= Record extracts =
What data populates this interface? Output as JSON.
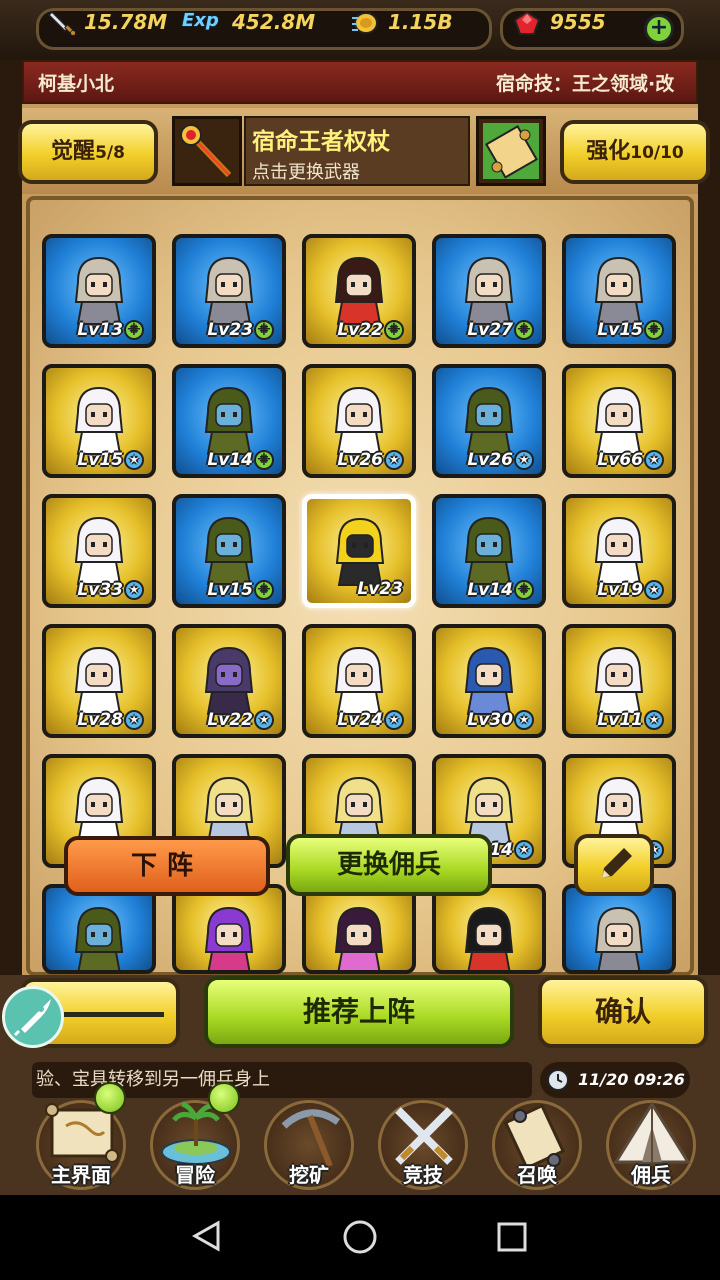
{
  "resources": {
    "attack": "15.78M",
    "exp": "452.8M",
    "gold": "1.15B",
    "gems": "9555",
    "exp_icon_text": "Exp"
  },
  "name_bar": {
    "player_name": "柯基小北",
    "destiny_skill": "宿命技：王之领域·改"
  },
  "weapon_bar": {
    "awaken_label": "觉醒",
    "awaken_value": "5/8",
    "weapon_name": "宿命王者权杖",
    "weapon_hint": "点击更换武器",
    "enhance_label": "强化",
    "enhance_value": "10/10"
  },
  "cards": [
    {
      "lv": "Lv13",
      "rarity": "blue",
      "badge": "plus",
      "hero": "grey-hair"
    },
    {
      "lv": "Lv23",
      "rarity": "blue",
      "badge": "plus",
      "hero": "grey-hair"
    },
    {
      "lv": "Lv22",
      "rarity": "gold",
      "badge": "plus",
      "hero": "red-armor"
    },
    {
      "lv": "Lv27",
      "rarity": "blue",
      "badge": "plus",
      "hero": "grey-hair"
    },
    {
      "lv": "Lv15",
      "rarity": "blue",
      "badge": "plus",
      "hero": "grey-hair"
    },
    {
      "lv": "Lv15",
      "rarity": "gold",
      "badge": "star",
      "hero": "white-hair"
    },
    {
      "lv": "Lv14",
      "rarity": "blue",
      "badge": "plus",
      "hero": "green-cloak"
    },
    {
      "lv": "Lv26",
      "rarity": "gold",
      "badge": "star",
      "hero": "white-hair"
    },
    {
      "lv": "Lv26",
      "rarity": "blue",
      "badge": "star",
      "hero": "green-cloak"
    },
    {
      "lv": "Lv66",
      "rarity": "gold",
      "badge": "star",
      "hero": "white-hair"
    },
    {
      "lv": "Lv33",
      "rarity": "gold",
      "badge": "star",
      "hero": "white-hair"
    },
    {
      "lv": "Lv15",
      "rarity": "blue",
      "badge": "plus",
      "hero": "green-cloak"
    },
    {
      "lv": "Lv23",
      "rarity": "gold",
      "badge": "none",
      "hero": "yellow-helmet",
      "selected": true
    },
    {
      "lv": "Lv14",
      "rarity": "blue",
      "badge": "plus",
      "hero": "green-cloak"
    },
    {
      "lv": "Lv19",
      "rarity": "gold",
      "badge": "star",
      "hero": "white-hair"
    },
    {
      "lv": "Lv28",
      "rarity": "gold",
      "badge": "star",
      "hero": "white-hair"
    },
    {
      "lv": "Lv22",
      "rarity": "gold",
      "badge": "star",
      "hero": "purple-demon"
    },
    {
      "lv": "Lv24",
      "rarity": "gold",
      "badge": "star",
      "hero": "white-hair"
    },
    {
      "lv": "Lv30",
      "rarity": "gold",
      "badge": "star",
      "hero": "blue-wizard"
    },
    {
      "lv": "Lv11",
      "rarity": "gold",
      "badge": "star",
      "hero": "white-hair"
    },
    {
      "lv": "",
      "rarity": "gold",
      "badge": "none",
      "hero": "white-hair"
    },
    {
      "lv": "",
      "rarity": "gold",
      "badge": "none",
      "hero": "blonde-knight"
    },
    {
      "lv": "",
      "rarity": "gold",
      "badge": "none",
      "hero": "blonde-knight"
    },
    {
      "lv": "14",
      "rarity": "gold",
      "badge": "star",
      "hero": "blonde-knight"
    },
    {
      "lv": "",
      "rarity": "gold",
      "badge": "star",
      "hero": "white-hair"
    },
    {
      "lv": "",
      "rarity": "blue",
      "badge": "none",
      "hero": "green-cloak"
    },
    {
      "lv": "",
      "rarity": "gold",
      "badge": "none",
      "hero": "purple-mage"
    },
    {
      "lv": "",
      "rarity": "gold",
      "badge": "none",
      "hero": "pink-flower"
    },
    {
      "lv": "",
      "rarity": "gold",
      "badge": "none",
      "hero": "black-hair"
    },
    {
      "lv": "",
      "rarity": "blue",
      "badge": "none",
      "hero": "grey-hair"
    }
  ],
  "popup": {
    "remove_label": "下阵",
    "replace_label": "更换佣兵"
  },
  "actions": {
    "recommend_label": "推荐上阵",
    "confirm_label": "确认"
  },
  "ticker": {
    "message": "验、宝具转移到另一佣兵身上",
    "clock": "11/20 09:26"
  },
  "nav": [
    {
      "label": "主界面",
      "icon": "map-scroll-icon",
      "dot": true
    },
    {
      "label": "冒险",
      "icon": "island-icon",
      "dot": true
    },
    {
      "label": "挖矿",
      "icon": "pickaxe-icon",
      "dot": false
    },
    {
      "label": "竞技",
      "icon": "crossed-swords-icon",
      "dot": false
    },
    {
      "label": "召唤",
      "icon": "summon-scroll-icon",
      "dot": false
    },
    {
      "label": "佣兵",
      "icon": "tent-icon",
      "dot": false
    }
  ]
}
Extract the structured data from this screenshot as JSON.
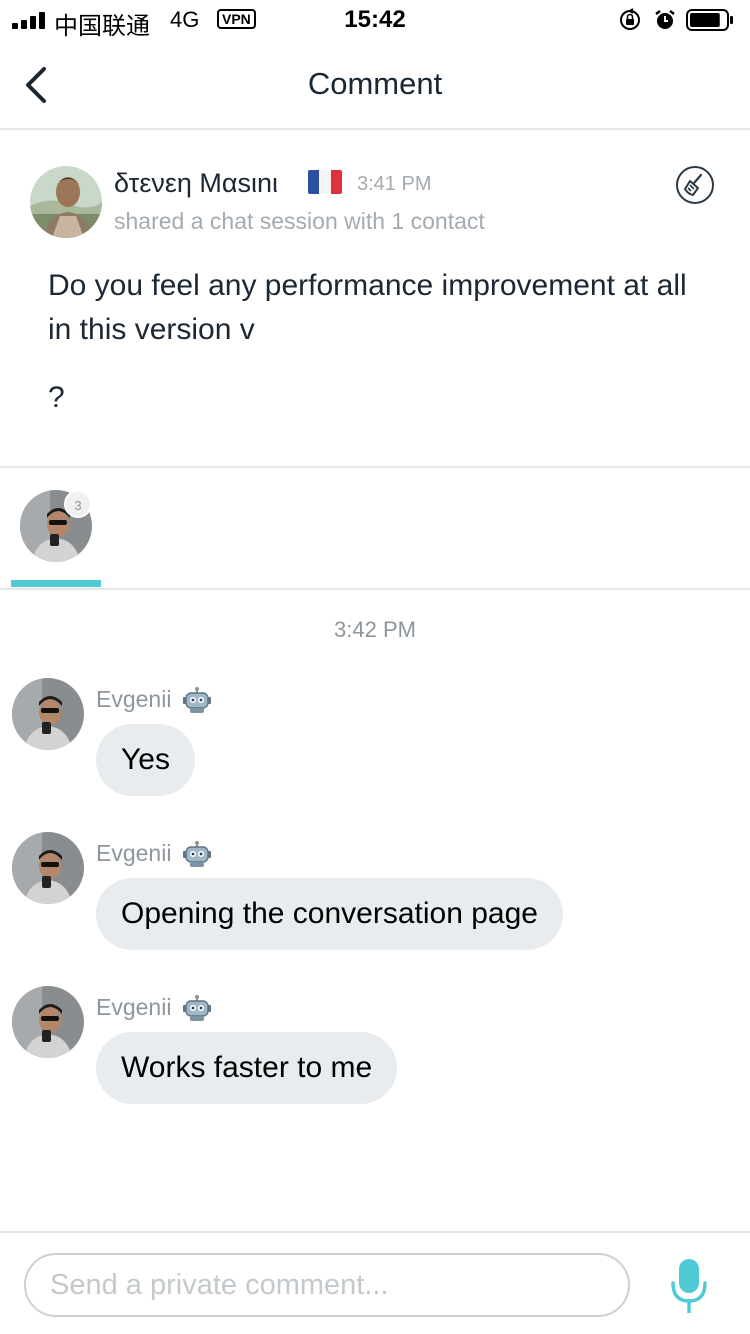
{
  "status_bar": {
    "carrier": "中国联通",
    "network": "4G",
    "vpn": "VPN",
    "time": "15:42",
    "signal_bars": 4,
    "battery_level": 0.85
  },
  "nav": {
    "title": "Comment"
  },
  "post": {
    "author": "δτενεη Μαsιnι",
    "time": "3:41 PM",
    "action": "shared a chat session with 1 contact",
    "body": "Do you feel any performance improvement at all in this version v",
    "body_tail": "?"
  },
  "participants": {
    "badge_count": "3"
  },
  "chat": {
    "timestamp": "3:42 PM",
    "messages": [
      {
        "sender": "Evgenii",
        "text": "Yes"
      },
      {
        "sender": "Evgenii",
        "text": "Opening the conversation page"
      },
      {
        "sender": "Evgenii",
        "text": "Works faster to me"
      }
    ]
  },
  "composer": {
    "placeholder": "Send a private comment...",
    "value": ""
  },
  "colors": {
    "accent": "#4fc9d4",
    "text_primary": "#1b2733",
    "text_secondary": "#8d969c",
    "bubble": "#e8ecee",
    "divider": "#e5e8ea"
  },
  "icons": {
    "back": "chevron-left-icon",
    "clean": "broom-icon",
    "bot": "robot-icon",
    "mic": "microphone-icon"
  }
}
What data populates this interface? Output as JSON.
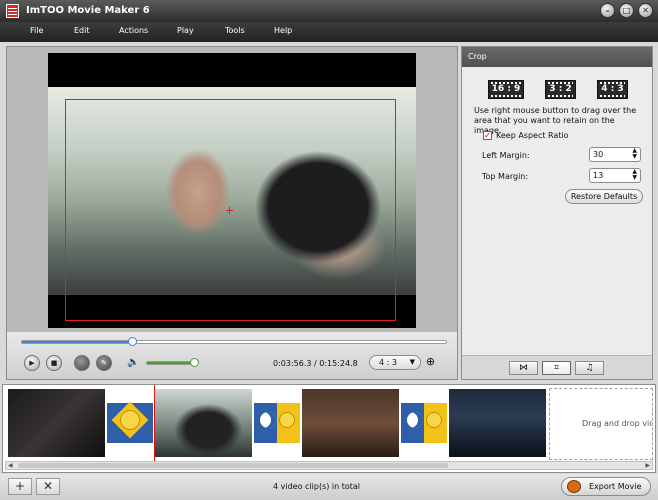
{
  "window": {
    "title": "ImTOO Movie Maker 6"
  },
  "menu": {
    "file": "File",
    "edit": "Edit",
    "actions": "Actions",
    "play": "Play",
    "tools": "Tools",
    "help": "Help"
  },
  "player": {
    "seek_fraction": 0.26,
    "volume_fraction": 1.0,
    "timecode": "0:03:56.3 / 0:15:24.8",
    "aspect_value": "4 : 3"
  },
  "crop": {
    "header": "Crop",
    "ratios": [
      "16:9",
      "3:2",
      "4:3"
    ],
    "hint": "Use right mouse button to drag over the area that you want to retain on the image.",
    "keep_aspect_label": "Keep Aspect Ratio",
    "keep_aspect_checked": true,
    "left_margin_label": "Left Margin:",
    "left_margin_value": "30",
    "top_margin_label": "Top Margin:",
    "top_margin_value": "13",
    "restore_label": "Restore Defaults"
  },
  "timeline": {
    "drop_text": "Drag and drop vide"
  },
  "status": {
    "clip_count": "4 video clip(s) in total",
    "export_label": "Export Movie"
  },
  "colors": {
    "accent_blue": "#4a7fd0",
    "volume_green": "#4a9c2e",
    "crop_red": "#e02020",
    "titlebar": "#3a3a3a"
  }
}
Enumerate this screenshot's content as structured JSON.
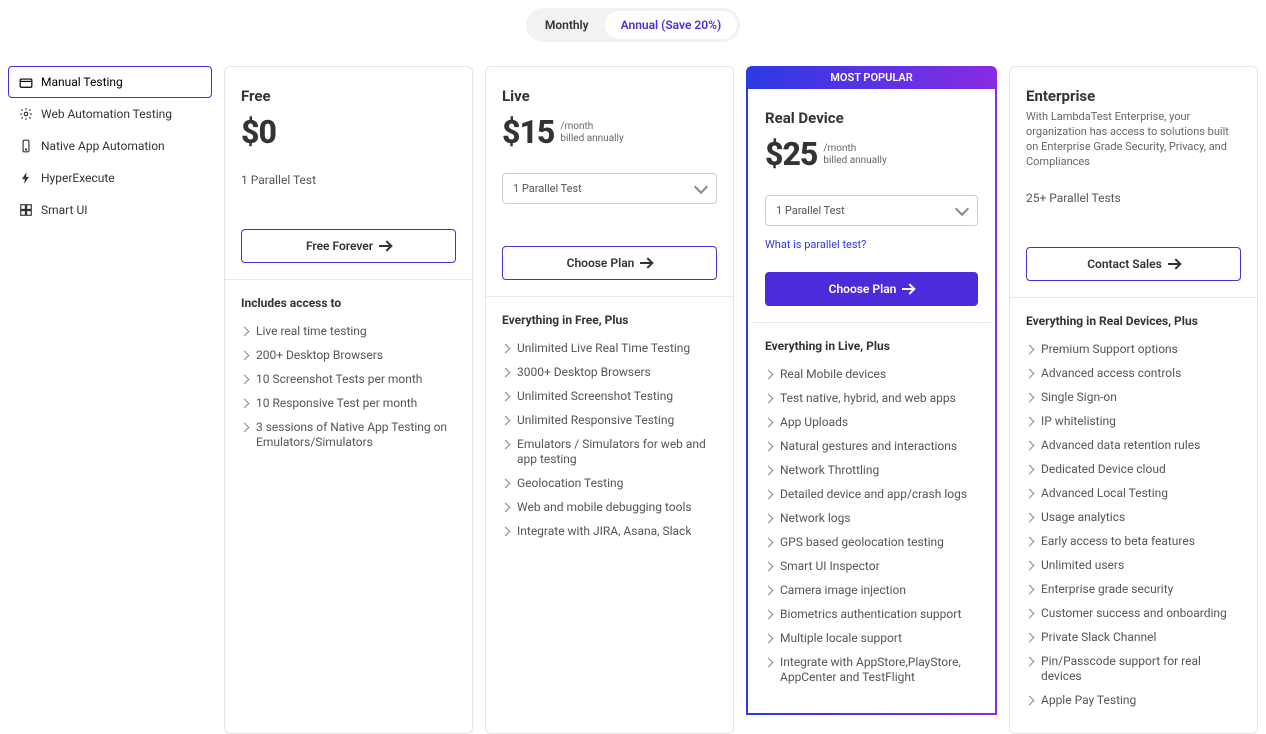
{
  "billing": {
    "monthly": "Monthly",
    "annual": "Annual (Save 20%)"
  },
  "sidebar": [
    {
      "label": "Manual Testing",
      "sel": true
    },
    {
      "label": "Web Automation Testing"
    },
    {
      "label": "Native App Automation"
    },
    {
      "label": "HyperExecute"
    },
    {
      "label": "Smart UI"
    }
  ],
  "plans": [
    {
      "title": "Free",
      "price": "$0",
      "period": "",
      "billed": "",
      "parallel": "1 Parallel Test",
      "parallel_select": false,
      "cta": "Free Forever",
      "popular": false,
      "section": "Includes access to",
      "features": [
        "Live real time testing",
        "200+ Desktop Browsers",
        "10 Screenshot Tests per month",
        "10 Responsive Test per month",
        "3 sessions of Native App Testing on Emulators/Simulators"
      ]
    },
    {
      "title": "Live",
      "price": "$15",
      "period": "/month",
      "billed": "billed annually",
      "parallel": "1 Parallel Test",
      "parallel_select": true,
      "cta": "Choose Plan",
      "popular": false,
      "section": "Everything in Free, Plus",
      "features": [
        "Unlimited Live Real Time Testing",
        "3000+ Desktop Browsers",
        "Unlimited Screenshot Testing",
        "Unlimited Responsive Testing",
        "Emulators / Simulators for web and app testing",
        "Geolocation Testing",
        "Web and mobile debugging tools",
        "Integrate with JIRA, Asana, Slack"
      ]
    },
    {
      "title": "Real Device",
      "price": "$25",
      "period": "/month",
      "billed": "billed annually",
      "parallel": "1 Parallel Test",
      "parallel_select": true,
      "link": "What is parallel test?",
      "cta": "Choose Plan",
      "popular": true,
      "popular_label": "MOST POPULAR",
      "section": "Everything in Live, Plus",
      "features": [
        "Real Mobile devices",
        "Test native, hybrid, and web apps",
        "App Uploads",
        "Natural gestures and interactions",
        "Network Throttling",
        "Detailed device and app/crash logs",
        "Network logs",
        "GPS based geolocation testing",
        "Smart UI Inspector",
        "Camera image injection",
        "Biometrics authentication support",
        "Multiple locale support",
        "Integrate with AppStore,PlayStore, AppCenter and TestFlight"
      ]
    },
    {
      "title": "Enterprise",
      "price": "",
      "period": "",
      "billed": "",
      "sub": "With LambdaTest Enterprise, your organization has access to solutions built on Enterprise Grade Security, Privacy, and Compliances",
      "parallel": "25+ Parallel Tests",
      "parallel_select": false,
      "cta": "Contact Sales",
      "popular": false,
      "section": "Everything in Real Devices, Plus",
      "features": [
        "Premium Support options",
        "Advanced access controls",
        "Single Sign-on",
        "IP whitelisting",
        "Advanced data retention rules",
        "Dedicated Device cloud",
        "Advanced Local Testing",
        "Usage analytics",
        "Early access to beta features",
        "Unlimited users",
        "Enterprise grade security",
        "Customer success and onboarding",
        "Private Slack Channel",
        "Pin/Passcode support for real devices",
        "Apple Pay Testing"
      ]
    }
  ]
}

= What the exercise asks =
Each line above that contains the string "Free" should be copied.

= Final answer =
      "title": "Free",
      "cta": "Free Forever",
      "section": "Everything in Free, Plus",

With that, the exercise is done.